(The data)

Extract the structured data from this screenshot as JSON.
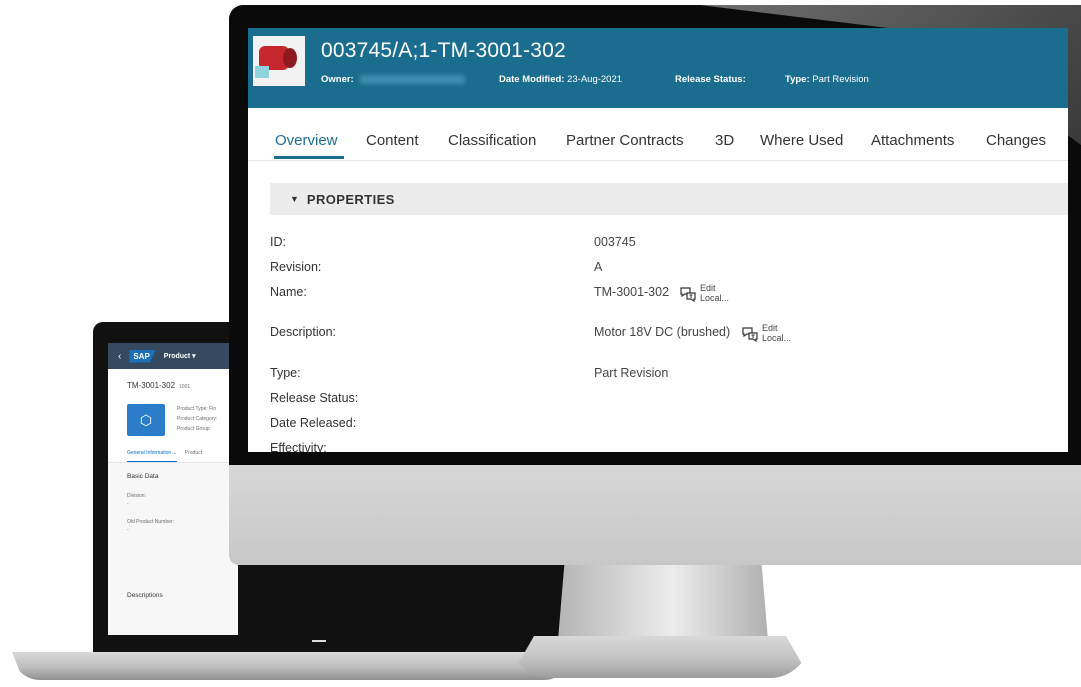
{
  "laptop": {
    "header": {
      "back": "‹",
      "logo": "SAP",
      "product_menu": "Product ▾"
    },
    "title": "TM-3001-302",
    "title_code": "1001",
    "attrs": [
      "Product Type: Fin",
      "Product Category:",
      "Product Group:"
    ],
    "tabs": [
      "General Information ⌄",
      "Product"
    ],
    "section": "Basic Data",
    "fields": [
      {
        "label": "Division:",
        "value": "-"
      },
      {
        "label": "Old Product Number:",
        "value": "-"
      }
    ],
    "bottom_section": "Descriptions"
  },
  "header": {
    "title": "003745/A;1-TM-3001-302",
    "owner_label": "Owner:",
    "date_modified_label": "Date Modified:",
    "date_modified_value": "23-Aug-2021",
    "release_status_label": "Release Status:",
    "type_label": "Type:",
    "type_value": "Part Revision"
  },
  "tabs": [
    "Overview",
    "Content",
    "Classification",
    "Partner Contracts",
    "3D",
    "Where Used",
    "Attachments",
    "Changes"
  ],
  "active_tab": "Overview",
  "properties": {
    "section_title": "PROPERTIES",
    "rows": [
      {
        "label": "ID:",
        "value": "003745"
      },
      {
        "label": "Revision:",
        "value": "A"
      },
      {
        "label": "Name:",
        "value": "TM-3001-302"
      },
      {
        "label": "Description:",
        "value": "Motor 18V DC (brushed)"
      },
      {
        "label": "Type:",
        "value": "Part Revision"
      },
      {
        "label": "Release Status:",
        "value": ""
      },
      {
        "label": "Date Released:",
        "value": ""
      },
      {
        "label": "Effectivity:",
        "value": ""
      }
    ],
    "edit_local": {
      "line1": "Edit",
      "line2": "Local..."
    }
  },
  "colors": {
    "header_bg": "#1b6d8f",
    "accent": "#1b6d8f",
    "section_bg": "#ececec",
    "sap_shell": "#354a5f"
  }
}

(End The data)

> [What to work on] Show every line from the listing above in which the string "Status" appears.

> [Solution]
    "release_status_label": "Release Status:",
        "label": "Release Status:",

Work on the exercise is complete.